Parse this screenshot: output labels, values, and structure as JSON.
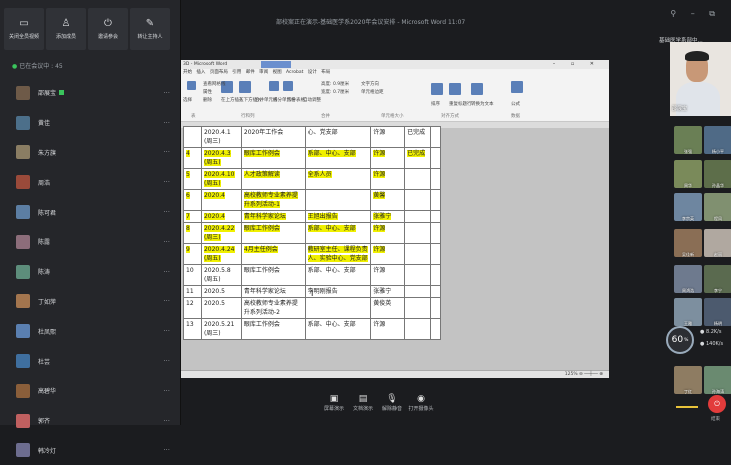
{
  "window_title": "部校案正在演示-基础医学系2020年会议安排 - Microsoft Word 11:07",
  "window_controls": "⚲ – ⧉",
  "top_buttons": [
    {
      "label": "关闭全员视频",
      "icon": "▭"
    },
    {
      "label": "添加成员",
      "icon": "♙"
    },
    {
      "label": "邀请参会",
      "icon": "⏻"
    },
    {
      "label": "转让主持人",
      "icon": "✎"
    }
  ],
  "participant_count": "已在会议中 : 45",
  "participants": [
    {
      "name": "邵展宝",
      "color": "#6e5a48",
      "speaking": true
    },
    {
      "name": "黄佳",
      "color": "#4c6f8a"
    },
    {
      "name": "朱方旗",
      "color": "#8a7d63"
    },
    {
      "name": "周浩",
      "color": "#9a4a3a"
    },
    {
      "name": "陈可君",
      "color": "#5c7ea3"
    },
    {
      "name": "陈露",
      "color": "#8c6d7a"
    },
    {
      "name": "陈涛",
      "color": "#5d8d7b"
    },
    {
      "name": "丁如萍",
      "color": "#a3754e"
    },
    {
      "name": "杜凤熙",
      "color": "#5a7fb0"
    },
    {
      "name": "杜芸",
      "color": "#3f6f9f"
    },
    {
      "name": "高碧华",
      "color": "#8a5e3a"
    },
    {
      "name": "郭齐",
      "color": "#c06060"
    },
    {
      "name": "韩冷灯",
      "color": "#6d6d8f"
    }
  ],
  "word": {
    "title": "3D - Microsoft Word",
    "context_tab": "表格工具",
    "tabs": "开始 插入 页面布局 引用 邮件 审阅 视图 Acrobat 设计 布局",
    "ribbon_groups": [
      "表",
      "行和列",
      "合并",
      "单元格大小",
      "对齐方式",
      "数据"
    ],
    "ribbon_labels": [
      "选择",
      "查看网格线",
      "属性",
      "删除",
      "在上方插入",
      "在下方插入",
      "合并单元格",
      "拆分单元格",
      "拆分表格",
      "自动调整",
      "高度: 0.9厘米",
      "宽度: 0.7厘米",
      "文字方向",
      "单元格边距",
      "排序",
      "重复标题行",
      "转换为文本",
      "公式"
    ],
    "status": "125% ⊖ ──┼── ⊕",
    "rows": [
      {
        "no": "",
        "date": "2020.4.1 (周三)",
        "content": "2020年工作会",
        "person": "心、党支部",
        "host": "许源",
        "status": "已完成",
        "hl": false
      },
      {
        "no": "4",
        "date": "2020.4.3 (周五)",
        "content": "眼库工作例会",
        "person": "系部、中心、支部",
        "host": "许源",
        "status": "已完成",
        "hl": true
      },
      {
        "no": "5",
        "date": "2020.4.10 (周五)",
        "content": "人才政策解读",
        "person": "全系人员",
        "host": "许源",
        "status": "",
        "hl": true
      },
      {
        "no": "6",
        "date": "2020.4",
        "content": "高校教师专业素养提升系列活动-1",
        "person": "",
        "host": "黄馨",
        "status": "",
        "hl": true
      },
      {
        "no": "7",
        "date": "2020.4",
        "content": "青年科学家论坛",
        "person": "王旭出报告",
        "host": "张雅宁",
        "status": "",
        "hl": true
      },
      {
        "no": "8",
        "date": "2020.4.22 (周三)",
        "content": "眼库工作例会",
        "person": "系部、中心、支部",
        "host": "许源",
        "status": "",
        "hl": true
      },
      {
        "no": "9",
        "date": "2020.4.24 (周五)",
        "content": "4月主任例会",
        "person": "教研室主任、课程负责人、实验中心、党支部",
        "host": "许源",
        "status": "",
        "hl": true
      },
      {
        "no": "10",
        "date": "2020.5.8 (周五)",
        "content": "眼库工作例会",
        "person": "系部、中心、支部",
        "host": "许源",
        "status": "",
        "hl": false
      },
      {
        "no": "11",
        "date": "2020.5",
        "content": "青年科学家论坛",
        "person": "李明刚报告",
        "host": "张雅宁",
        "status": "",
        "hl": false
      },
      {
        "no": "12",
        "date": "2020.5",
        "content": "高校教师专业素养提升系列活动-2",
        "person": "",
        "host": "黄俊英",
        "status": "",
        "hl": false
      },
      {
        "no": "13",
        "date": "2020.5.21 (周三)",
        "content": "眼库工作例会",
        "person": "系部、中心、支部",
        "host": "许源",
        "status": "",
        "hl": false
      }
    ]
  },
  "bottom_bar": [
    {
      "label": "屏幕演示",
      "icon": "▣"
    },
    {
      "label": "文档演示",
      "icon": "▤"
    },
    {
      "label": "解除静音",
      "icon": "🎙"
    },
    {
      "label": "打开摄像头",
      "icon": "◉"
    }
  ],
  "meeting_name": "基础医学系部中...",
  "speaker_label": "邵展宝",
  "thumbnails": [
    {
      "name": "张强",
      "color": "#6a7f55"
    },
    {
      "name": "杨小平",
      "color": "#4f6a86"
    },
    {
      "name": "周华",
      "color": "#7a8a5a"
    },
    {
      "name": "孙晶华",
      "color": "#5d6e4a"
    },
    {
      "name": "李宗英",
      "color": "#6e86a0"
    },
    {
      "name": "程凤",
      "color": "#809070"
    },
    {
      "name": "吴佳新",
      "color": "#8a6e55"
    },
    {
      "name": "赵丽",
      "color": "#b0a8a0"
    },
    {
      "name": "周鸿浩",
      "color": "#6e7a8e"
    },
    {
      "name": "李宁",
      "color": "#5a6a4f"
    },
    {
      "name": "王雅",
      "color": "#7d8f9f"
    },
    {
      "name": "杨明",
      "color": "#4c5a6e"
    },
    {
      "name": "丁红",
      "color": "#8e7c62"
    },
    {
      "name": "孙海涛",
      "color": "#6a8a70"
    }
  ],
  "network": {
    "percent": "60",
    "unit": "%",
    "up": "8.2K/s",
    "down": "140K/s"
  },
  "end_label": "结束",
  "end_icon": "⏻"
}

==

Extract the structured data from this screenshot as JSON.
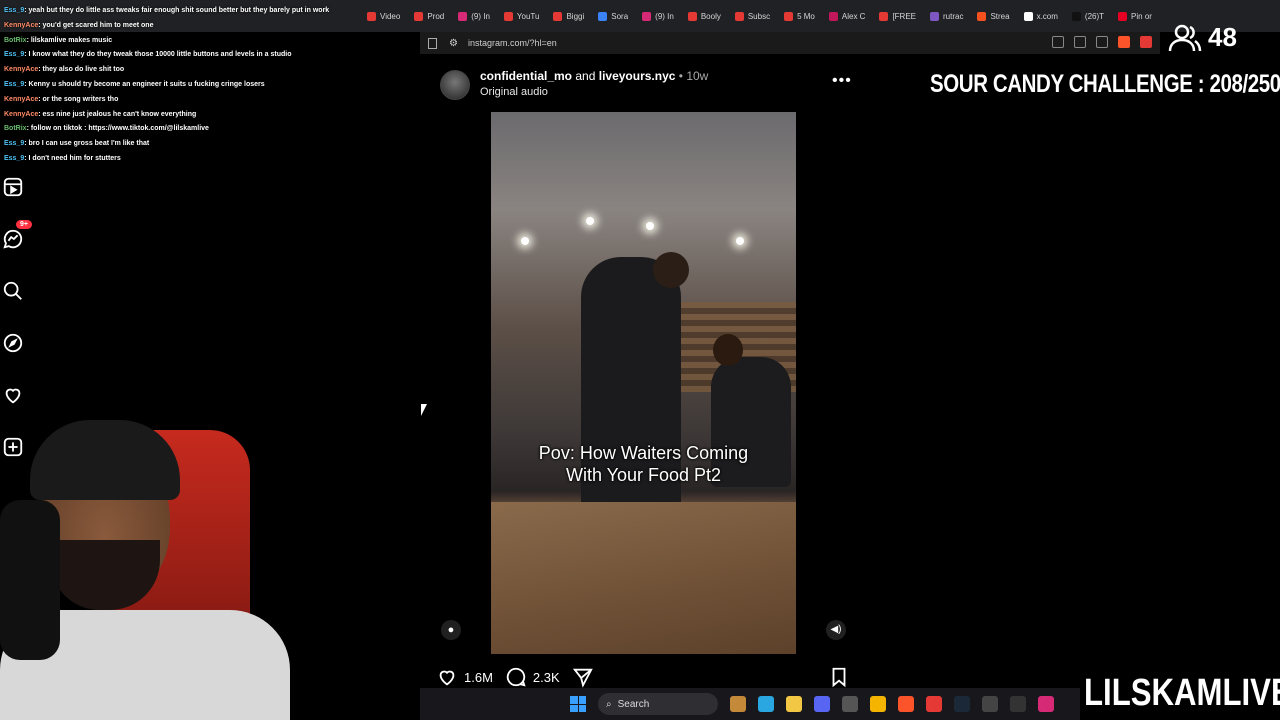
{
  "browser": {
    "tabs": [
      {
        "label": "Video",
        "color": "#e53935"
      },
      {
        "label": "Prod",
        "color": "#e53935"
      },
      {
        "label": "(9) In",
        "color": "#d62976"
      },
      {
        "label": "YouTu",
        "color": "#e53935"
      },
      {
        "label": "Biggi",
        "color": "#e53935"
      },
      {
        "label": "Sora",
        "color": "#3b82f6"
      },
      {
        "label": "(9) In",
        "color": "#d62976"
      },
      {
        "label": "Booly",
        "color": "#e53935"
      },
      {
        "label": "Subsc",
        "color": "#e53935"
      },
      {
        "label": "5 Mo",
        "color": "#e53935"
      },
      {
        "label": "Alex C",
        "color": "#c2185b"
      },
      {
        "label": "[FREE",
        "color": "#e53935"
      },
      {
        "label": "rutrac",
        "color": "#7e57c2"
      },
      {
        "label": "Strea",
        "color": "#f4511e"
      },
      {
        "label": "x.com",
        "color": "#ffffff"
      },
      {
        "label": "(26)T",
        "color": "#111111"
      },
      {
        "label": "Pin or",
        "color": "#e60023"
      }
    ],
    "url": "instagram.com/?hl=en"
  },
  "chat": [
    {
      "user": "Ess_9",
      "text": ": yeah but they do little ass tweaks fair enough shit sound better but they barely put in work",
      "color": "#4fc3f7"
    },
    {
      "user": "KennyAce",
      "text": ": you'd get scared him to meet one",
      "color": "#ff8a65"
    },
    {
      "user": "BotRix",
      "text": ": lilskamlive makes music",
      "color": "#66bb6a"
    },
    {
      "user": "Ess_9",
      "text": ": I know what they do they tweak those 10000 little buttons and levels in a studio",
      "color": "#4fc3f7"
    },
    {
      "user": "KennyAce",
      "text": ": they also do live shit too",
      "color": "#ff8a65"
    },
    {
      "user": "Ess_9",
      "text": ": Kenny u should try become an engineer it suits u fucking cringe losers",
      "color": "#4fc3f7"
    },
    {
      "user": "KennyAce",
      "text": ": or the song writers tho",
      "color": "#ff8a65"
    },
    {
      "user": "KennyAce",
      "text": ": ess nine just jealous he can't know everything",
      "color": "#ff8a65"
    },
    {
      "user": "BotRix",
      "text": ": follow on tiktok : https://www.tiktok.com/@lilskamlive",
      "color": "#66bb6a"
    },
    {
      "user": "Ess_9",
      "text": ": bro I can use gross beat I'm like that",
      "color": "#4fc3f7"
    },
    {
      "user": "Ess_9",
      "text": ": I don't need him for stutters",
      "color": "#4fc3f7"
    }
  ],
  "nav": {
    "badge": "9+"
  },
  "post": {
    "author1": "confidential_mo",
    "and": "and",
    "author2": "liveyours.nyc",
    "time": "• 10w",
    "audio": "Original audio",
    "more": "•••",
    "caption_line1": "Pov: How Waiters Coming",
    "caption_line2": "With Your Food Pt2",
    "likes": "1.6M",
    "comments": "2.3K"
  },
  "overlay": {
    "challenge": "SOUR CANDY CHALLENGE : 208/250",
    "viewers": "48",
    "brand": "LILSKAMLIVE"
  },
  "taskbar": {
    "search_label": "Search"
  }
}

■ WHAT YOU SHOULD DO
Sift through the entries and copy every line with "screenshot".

■ SOLUTION FOR THIS PROBLEM
Parse this screenshot: output labels, values, and structure as JSON.
Extract the structured data from this screenshot as JSON.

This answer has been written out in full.